Outside magazine, September 1994
Essentials: If the Boot Fits. . .
By Glenn Randall
Boots that fit poorly when new won't get better with time--your feet will give out first. Here's how to get the size right on the initial go-around:
Boots are built on plastic forms, called lasts, that give them their shape--and lasts can differ from manufacturer to manufacturer. An informed shopkeeper will know how particular brands run. If anything, buy a boot that's a tad too narrow; it will stretch slightly.
Watch the Front and the Rear
To ensure adequate room for your toes, start off wearing the socks that you'll don for the trail and then unlace the boot and slide your foot forward. You should have about a finger's width of space between foot and boot at the heel. So you don't lose that space over time, use shoe trees to keep your boot soles from curling.
Take a Spin
Shoulder a loaded pack and traipse around the shop. A little up-and-down heel movement in new boots is acceptable, but a lot of rubbing may never go away and will ultimately cause blisters.

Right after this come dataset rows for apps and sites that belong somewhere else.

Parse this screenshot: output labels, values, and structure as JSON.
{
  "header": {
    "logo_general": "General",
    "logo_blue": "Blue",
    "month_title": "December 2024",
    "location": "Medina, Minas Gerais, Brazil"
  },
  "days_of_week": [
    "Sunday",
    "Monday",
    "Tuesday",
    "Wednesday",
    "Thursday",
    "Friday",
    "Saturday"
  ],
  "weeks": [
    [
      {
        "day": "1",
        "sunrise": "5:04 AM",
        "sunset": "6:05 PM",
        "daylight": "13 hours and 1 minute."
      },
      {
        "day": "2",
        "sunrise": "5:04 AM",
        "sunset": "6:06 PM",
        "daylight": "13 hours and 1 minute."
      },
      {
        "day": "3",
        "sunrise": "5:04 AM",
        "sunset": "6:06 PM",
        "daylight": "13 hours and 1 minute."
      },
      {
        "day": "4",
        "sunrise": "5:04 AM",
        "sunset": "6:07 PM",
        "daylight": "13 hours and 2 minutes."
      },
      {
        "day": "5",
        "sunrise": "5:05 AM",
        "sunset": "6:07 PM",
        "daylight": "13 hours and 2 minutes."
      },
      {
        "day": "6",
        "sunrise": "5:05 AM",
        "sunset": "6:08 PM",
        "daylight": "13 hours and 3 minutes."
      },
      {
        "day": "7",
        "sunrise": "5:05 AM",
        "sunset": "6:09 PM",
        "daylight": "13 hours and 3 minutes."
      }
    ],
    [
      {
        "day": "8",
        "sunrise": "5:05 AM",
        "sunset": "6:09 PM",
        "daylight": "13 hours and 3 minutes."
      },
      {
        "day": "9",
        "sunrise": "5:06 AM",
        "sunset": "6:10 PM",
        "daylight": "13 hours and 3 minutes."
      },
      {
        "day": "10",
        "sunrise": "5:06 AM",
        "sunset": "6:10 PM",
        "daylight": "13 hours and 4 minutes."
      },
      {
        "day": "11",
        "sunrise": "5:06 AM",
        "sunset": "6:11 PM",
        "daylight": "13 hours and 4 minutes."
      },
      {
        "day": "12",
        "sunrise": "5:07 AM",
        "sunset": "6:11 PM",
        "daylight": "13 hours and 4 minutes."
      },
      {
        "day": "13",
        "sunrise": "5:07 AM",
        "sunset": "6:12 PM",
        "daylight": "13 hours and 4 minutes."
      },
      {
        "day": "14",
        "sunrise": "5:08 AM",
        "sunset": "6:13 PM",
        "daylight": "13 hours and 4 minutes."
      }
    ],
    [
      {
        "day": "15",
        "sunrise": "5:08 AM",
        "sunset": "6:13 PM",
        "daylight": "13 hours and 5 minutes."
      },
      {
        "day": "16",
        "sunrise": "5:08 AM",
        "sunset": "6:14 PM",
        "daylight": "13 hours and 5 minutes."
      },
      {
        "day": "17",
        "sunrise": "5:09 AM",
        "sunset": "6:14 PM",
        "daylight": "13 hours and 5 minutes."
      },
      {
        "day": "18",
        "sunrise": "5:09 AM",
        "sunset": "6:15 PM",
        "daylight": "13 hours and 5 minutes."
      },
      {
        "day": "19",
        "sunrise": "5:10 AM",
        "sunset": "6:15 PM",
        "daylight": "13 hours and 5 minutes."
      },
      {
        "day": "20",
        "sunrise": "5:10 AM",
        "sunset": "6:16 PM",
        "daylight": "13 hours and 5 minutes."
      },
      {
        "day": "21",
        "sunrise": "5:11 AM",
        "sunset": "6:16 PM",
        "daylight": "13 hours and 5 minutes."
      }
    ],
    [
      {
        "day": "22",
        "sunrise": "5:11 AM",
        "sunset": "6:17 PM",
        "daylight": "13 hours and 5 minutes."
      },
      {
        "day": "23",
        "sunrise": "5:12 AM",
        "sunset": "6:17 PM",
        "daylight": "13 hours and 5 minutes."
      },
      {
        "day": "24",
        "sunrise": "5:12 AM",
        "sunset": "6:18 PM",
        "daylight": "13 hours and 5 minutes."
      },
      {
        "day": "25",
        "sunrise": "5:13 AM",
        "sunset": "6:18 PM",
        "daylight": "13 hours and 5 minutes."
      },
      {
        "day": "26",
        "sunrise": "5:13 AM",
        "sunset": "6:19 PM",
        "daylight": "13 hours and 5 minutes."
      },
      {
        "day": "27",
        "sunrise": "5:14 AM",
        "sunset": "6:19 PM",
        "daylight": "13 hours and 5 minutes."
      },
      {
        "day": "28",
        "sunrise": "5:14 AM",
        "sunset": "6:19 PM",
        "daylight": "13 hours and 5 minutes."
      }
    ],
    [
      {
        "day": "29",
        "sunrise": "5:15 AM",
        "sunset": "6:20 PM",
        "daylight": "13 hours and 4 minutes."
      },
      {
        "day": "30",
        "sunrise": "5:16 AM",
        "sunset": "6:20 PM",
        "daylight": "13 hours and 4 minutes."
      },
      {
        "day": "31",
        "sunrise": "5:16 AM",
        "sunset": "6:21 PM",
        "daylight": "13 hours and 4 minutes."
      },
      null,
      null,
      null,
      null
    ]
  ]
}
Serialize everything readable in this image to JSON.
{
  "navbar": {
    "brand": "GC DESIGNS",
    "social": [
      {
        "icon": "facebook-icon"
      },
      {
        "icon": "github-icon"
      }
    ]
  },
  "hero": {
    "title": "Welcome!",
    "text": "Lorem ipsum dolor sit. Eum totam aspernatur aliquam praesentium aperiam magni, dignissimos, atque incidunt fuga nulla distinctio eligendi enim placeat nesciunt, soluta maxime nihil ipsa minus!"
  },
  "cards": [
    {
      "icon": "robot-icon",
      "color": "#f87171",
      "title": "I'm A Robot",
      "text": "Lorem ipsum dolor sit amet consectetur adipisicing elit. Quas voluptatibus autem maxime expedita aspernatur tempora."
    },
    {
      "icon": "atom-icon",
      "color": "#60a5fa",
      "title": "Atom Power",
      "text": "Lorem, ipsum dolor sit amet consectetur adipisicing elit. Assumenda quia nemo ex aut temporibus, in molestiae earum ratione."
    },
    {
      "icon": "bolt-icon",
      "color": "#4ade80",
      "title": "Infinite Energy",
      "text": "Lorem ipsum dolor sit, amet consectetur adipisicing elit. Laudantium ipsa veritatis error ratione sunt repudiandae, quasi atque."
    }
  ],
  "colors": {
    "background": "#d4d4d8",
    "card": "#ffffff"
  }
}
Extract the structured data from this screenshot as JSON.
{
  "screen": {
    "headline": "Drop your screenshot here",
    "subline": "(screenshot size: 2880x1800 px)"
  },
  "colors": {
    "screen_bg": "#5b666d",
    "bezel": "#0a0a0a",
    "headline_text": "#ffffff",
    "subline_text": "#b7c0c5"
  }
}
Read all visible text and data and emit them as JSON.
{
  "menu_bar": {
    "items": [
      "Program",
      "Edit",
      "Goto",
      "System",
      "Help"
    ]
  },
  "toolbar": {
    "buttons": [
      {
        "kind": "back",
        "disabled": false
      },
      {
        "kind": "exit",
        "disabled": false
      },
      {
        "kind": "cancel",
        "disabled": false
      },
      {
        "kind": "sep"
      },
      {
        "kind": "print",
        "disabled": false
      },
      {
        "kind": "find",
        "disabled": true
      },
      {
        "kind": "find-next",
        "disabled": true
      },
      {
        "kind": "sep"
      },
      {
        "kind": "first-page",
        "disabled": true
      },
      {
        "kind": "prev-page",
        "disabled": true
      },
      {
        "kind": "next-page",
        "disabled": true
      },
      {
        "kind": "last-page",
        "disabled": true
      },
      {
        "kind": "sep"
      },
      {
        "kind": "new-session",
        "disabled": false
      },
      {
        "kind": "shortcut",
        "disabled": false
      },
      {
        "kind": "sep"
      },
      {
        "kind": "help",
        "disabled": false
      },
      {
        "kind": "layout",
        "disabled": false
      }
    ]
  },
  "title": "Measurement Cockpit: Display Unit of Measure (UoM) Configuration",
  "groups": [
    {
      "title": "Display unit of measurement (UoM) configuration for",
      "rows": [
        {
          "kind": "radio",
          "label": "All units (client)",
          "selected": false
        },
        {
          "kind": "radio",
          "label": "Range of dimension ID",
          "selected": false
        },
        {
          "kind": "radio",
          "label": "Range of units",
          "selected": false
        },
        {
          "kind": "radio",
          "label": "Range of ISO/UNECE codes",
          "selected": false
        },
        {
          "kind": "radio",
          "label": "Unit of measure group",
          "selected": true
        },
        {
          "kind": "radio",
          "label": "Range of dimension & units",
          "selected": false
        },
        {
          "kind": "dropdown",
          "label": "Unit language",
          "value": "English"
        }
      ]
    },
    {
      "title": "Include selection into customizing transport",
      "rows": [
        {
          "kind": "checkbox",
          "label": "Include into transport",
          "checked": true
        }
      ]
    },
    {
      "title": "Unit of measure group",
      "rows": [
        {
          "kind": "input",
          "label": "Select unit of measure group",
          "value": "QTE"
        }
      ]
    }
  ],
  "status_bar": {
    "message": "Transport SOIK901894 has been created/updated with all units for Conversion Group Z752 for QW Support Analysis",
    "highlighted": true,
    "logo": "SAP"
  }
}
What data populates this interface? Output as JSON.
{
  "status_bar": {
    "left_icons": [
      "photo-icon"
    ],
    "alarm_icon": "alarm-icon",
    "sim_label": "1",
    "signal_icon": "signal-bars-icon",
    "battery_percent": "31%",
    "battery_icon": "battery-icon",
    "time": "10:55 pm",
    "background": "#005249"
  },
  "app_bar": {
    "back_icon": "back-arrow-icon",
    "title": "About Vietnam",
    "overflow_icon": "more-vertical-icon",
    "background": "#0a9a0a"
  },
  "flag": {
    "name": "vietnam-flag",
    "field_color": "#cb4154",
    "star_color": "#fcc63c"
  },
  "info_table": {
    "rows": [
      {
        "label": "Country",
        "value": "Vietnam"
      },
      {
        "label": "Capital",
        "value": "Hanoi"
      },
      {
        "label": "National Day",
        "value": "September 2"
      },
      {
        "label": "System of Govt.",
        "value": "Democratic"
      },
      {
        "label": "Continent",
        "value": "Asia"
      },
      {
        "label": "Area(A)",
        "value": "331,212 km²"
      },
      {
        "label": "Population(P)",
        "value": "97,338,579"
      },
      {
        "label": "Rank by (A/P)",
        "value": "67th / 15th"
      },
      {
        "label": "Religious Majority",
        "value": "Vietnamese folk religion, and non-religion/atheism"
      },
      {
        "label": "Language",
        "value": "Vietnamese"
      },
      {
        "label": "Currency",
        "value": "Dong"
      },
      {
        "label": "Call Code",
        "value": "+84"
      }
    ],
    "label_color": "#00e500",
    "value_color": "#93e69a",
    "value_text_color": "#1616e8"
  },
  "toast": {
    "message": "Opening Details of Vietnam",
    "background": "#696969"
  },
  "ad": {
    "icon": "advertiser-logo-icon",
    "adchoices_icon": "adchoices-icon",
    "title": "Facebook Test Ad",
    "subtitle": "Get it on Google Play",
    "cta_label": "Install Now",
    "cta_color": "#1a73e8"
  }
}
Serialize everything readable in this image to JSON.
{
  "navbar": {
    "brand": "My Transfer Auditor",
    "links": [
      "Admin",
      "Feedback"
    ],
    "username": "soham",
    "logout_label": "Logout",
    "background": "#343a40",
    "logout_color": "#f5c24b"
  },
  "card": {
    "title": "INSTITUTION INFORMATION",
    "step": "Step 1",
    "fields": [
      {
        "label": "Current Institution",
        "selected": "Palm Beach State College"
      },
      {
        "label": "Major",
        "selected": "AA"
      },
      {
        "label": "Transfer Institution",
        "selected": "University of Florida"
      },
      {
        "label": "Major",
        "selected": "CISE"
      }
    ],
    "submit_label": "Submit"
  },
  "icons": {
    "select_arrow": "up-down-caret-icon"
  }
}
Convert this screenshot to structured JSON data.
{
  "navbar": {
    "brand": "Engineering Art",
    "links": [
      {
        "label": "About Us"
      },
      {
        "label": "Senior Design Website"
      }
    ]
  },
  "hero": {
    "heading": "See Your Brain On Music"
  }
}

Test the arch support by standing over the edge of a curb--the sole shouldn't give much--and the ankle support by rocking your foot from side to side. Hook the boot heel on a step to make sure
your toes won't hit the leather on descents. Wear the boots around the house and take them back to the store if you're not satisfied. A little carpet never hurt a lugged sole.